YOUR GOAL
The answer is to be all of the data below, reproduced exactly.

Stored items
--- --- ---
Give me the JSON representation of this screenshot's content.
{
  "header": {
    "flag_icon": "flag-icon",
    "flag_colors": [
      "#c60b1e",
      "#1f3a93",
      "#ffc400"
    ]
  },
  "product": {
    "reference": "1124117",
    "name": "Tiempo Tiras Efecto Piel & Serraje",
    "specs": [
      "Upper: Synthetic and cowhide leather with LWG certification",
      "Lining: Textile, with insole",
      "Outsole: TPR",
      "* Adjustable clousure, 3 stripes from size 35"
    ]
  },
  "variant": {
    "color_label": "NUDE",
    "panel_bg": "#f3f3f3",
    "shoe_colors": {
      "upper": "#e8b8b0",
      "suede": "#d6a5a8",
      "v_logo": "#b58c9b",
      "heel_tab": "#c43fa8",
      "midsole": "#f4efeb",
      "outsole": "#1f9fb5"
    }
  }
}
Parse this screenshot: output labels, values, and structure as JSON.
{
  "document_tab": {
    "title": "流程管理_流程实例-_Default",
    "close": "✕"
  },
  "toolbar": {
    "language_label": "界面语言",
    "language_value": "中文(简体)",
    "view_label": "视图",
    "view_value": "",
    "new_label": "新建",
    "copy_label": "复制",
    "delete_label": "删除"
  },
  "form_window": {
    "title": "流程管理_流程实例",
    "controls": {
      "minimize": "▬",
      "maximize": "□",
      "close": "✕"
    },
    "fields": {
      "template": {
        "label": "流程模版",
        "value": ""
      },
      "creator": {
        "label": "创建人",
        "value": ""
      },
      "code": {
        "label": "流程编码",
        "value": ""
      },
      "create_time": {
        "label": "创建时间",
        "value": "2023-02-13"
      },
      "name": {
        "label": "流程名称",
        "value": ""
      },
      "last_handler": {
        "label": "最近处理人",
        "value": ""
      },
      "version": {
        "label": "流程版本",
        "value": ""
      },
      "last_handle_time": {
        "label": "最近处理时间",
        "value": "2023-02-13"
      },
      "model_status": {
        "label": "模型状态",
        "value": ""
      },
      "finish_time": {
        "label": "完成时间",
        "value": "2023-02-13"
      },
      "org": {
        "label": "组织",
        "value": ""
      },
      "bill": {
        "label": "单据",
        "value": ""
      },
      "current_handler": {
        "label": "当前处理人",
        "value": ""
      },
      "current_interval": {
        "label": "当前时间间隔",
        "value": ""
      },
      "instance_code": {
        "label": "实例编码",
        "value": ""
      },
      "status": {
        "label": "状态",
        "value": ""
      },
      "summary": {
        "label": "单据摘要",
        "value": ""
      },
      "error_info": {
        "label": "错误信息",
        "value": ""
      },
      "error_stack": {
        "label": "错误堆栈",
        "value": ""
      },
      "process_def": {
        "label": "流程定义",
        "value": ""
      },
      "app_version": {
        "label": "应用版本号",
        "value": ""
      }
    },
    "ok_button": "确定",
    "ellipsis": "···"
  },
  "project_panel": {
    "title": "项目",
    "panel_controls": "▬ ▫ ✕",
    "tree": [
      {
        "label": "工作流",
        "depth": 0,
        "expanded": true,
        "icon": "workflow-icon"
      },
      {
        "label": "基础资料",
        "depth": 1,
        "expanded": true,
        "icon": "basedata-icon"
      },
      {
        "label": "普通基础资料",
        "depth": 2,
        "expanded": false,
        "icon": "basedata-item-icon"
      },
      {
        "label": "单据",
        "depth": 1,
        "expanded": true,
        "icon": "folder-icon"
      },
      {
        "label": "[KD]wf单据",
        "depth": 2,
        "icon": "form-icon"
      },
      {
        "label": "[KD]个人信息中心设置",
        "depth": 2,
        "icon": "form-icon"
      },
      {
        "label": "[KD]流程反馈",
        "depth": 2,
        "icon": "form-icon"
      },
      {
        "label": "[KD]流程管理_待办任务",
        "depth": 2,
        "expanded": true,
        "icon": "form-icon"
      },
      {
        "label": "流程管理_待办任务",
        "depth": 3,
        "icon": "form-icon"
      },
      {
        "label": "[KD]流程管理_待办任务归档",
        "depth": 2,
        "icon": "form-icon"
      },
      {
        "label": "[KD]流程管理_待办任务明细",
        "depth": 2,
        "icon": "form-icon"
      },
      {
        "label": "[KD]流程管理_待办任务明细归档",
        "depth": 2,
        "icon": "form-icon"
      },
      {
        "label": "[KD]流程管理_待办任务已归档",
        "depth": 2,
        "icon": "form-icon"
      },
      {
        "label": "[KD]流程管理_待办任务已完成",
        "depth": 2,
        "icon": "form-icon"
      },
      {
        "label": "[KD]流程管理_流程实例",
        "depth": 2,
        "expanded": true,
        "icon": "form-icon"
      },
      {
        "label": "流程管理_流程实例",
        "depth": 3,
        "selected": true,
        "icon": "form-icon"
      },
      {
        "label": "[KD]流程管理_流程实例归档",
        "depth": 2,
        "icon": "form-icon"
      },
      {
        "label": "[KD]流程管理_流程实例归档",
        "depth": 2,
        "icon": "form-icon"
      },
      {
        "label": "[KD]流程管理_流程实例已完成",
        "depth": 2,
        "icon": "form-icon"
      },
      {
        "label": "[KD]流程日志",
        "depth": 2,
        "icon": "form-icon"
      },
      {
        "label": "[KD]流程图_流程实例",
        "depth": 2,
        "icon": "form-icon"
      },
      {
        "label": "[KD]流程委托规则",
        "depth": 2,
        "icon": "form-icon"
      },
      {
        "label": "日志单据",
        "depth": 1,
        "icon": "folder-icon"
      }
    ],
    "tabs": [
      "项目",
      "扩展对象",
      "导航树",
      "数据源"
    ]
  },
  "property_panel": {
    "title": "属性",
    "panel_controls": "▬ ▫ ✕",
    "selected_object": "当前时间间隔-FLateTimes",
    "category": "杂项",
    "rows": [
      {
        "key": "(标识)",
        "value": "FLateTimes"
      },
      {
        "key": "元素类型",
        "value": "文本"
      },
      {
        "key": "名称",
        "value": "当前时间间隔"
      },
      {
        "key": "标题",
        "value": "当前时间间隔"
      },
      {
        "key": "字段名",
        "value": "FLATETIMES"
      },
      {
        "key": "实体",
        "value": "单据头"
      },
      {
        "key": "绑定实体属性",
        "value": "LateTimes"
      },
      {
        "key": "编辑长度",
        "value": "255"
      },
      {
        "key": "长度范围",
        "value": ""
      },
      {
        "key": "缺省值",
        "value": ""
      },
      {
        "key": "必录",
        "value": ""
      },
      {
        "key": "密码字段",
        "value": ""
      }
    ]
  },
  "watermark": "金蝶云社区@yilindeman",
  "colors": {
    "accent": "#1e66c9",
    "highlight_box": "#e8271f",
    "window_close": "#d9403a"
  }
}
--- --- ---
RESPONSE TO THIS EXERCISE
Give me the JSON representation of this screenshot's content.
{
  "header": {
    "flag_icon": "flag-icon",
    "flag_colors": [
      "#c60b1e",
      "#1f3a93",
      "#ffc400"
    ]
  },
  "product": {
    "reference": "1124117",
    "name": "Tiempo Tiras Efecto Piel & Serraje",
    "specs": [
      "Upper: Synthetic and cowhide leather with LWG certification",
      "Lining: Textile, with insole",
      "Outsole: TPR",
      "* Adjustable clousure, 3 stripes from size 35"
    ]
  },
  "variant": {
    "color_label": "NUDE",
    "panel_bg": "#f3f3f3",
    "shoe_colors": {
      "upper": "#e8b8b0",
      "suede": "#d6a5a8",
      "v_logo": "#b58c9b",
      "heel_tab": "#c43fa8",
      "midsole": "#f4efeb",
      "outsole": "#1f9fb5"
    }
  }
}
Parse this screenshot: output labels, values, and structure as JSON.
{
  "document_tab": {
    "title": "流程管理_流程实例-_Default",
    "close": "✕"
  },
  "toolbar": {
    "language_label": "界面语言",
    "language_value": "中文(简体)",
    "view_label": "视图",
    "view_value": "",
    "new_label": "新建",
    "copy_label": "复制",
    "delete_label": "删除"
  },
  "form_window": {
    "title": "流程管理_流程实例",
    "controls": {
      "minimize": "▬",
      "maximize": "□",
      "close": "✕"
    },
    "fields": {
      "template": {
        "label": "流程模版",
        "value": ""
      },
      "creator": {
        "label": "创建人",
        "value": ""
      },
      "code": {
        "label": "流程编码",
        "value": ""
      },
      "create_time": {
        "label": "创建时间",
        "value": "2023-02-13"
      },
      "name": {
        "label": "流程名称",
        "value": ""
      },
      "last_handler": {
        "label": "最近处理人",
        "value": ""
      },
      "version": {
        "label": "流程版本",
        "value": ""
      },
      "last_handle_time": {
        "label": "最近处理时间",
        "value": "2023-02-13"
      },
      "model_status": {
        "label": "模型状态",
        "value": ""
      },
      "finish_time": {
        "label": "完成时间",
        "value": "2023-02-13"
      },
      "org": {
        "label": "组织",
        "value": ""
      },
      "bill": {
        "label": "单据",
        "value": ""
      },
      "current_handler": {
        "label": "当前处理人",
        "value": ""
      },
      "current_interval": {
        "label": "当前时间间隔",
        "value": ""
      },
      "instance_code": {
        "label": "实例编码",
        "value": ""
      },
      "status": {
        "label": "状态",
        "value": ""
      },
      "summary": {
        "label": "单据摘要",
        "value": ""
      },
      "error_info": {
        "label": "错误信息",
        "value": ""
      },
      "error_stack": {
        "label": "错误堆栈",
        "value": ""
      },
      "process_def": {
        "label": "流程定义",
        "value": ""
      },
      "app_version": {
        "label": "应用版本号",
        "value": ""
      }
    },
    "ok_button": "确定",
    "ellipsis": "···"
  },
  "project_panel": {
    "title": "项目",
    "panel_controls": "▬ ▫ ✕",
    "tree": [
      {
        "label": "工作流",
        "depth": 0,
        "expanded": true,
        "icon": "workflow-icon"
      },
      {
        "label": "基础资料",
        "depth": 1,
        "expanded": true,
        "icon": "basedata-icon"
      },
      {
        "label": "普通基础资料",
        "depth": 2,
        "expanded": false,
        "icon": "basedata-item-icon"
      },
      {
        "label": "单据",
        "depth": 1,
        "expanded": true,
        "icon": "folder-icon"
      },
      {
        "label": "[KD]wf单据",
        "depth": 2,
        "icon": "form-icon"
      },
      {
        "label": "[KD]个人信息中心设置",
        "depth": 2,
        "icon": "form-icon"
      },
      {
        "label": "[KD]流程反馈",
        "depth": 2,
        "icon": "form-icon"
      },
      {
        "label": "[KD]流程管理_待办任务",
        "depth": 2,
        "expanded": true,
        "icon": "form-icon"
      },
      {
        "label": "流程管理_待办任务",
        "depth": 3,
        "icon": "form-icon"
      },
      {
        "label": "[KD]流程管理_待办任务归档",
        "depth": 2,
        "icon": "form-icon"
      },
      {
        "label": "[KD]流程管理_待办任务明细",
        "depth": 2,
        "icon": "form-icon"
      },
      {
        "label": "[KD]流程管理_待办任务明细归档",
        "depth": 2,
        "icon": "form-icon"
      },
      {
        "label": "[KD]流程管理_待办任务已归档",
        "depth": 2,
        "icon": "form-icon"
      },
      {
        "label": "[KD]流程管理_待办任务已完成",
        "depth": 2,
        "icon": "form-icon"
      },
      {
        "label": "[KD]流程管理_流程实例",
        "depth": 2,
        "expanded": true,
        "icon": "form-icon"
      },
      {
        "label": "流程管理_流程实例",
        "depth": 3,
        "selected": true,
        "icon": "form-icon"
      },
      {
        "label": "[KD]流程管理_流程实例归档",
        "depth": 2,
        "icon": "form-icon"
      },
      {
        "label": "[KD]流程管理_流程实例归档",
        "depth": 2,
        "icon": "form-icon"
      },
      {
        "label": "[KD]流程管理_流程实例已完成",
        "depth": 2,
        "icon": "form-icon"
      },
      {
        "label": "[KD]流程日志",
        "depth": 2,
        "icon": "form-icon"
      },
      {
        "label": "[KD]流程图_流程实例",
        "depth": 2,
        "icon": "form-icon"
      },
      {
        "label": "[KD]流程委托规则",
        "depth": 2,
        "icon": "form-icon"
      },
      {
        "label": "日志单据",
        "depth": 1,
        "icon": "folder-icon"
      }
    ],
    "tabs": [
      "项目",
      "扩展对象",
      "导航树",
      "数据源"
    ]
  },
  "property_panel": {
    "title": "属性",
    "panel_controls": "▬ ▫ ✕",
    "selected_object": "当前时间间隔-FLateTimes",
    "category": "杂项",
    "rows": [
      {
        "key": "(标识)",
        "value": "FLateTimes"
      },
      {
        "key": "元素类型",
        "value": "文本"
      },
      {
        "key": "名称",
        "value": "当前时间间隔"
      },
      {
        "key": "标题",
        "value": "当前时间间隔"
      },
      {
        "key": "字段名",
        "value": "FLATETIMES"
      },
      {
        "key": "实体",
        "value": "单据头"
      },
      {
        "key": "绑定实体属性",
        "value": "LateTimes"
      },
      {
        "key": "编辑长度",
        "value": "255"
      },
      {
        "key": "长度范围",
        "value": ""
      },
      {
        "key": "缺省值",
        "value": ""
      },
      {
        "key": "必录",
        "value": ""
      },
      {
        "key": "密码字段",
        "value": ""
      }
    ]
  },
  "watermark": "金蝶云社区@yilindeman",
  "colors": {
    "accent": "#1e66c9",
    "highlight_box": "#e8271f",
    "window_close": "#d9403a"
  }
}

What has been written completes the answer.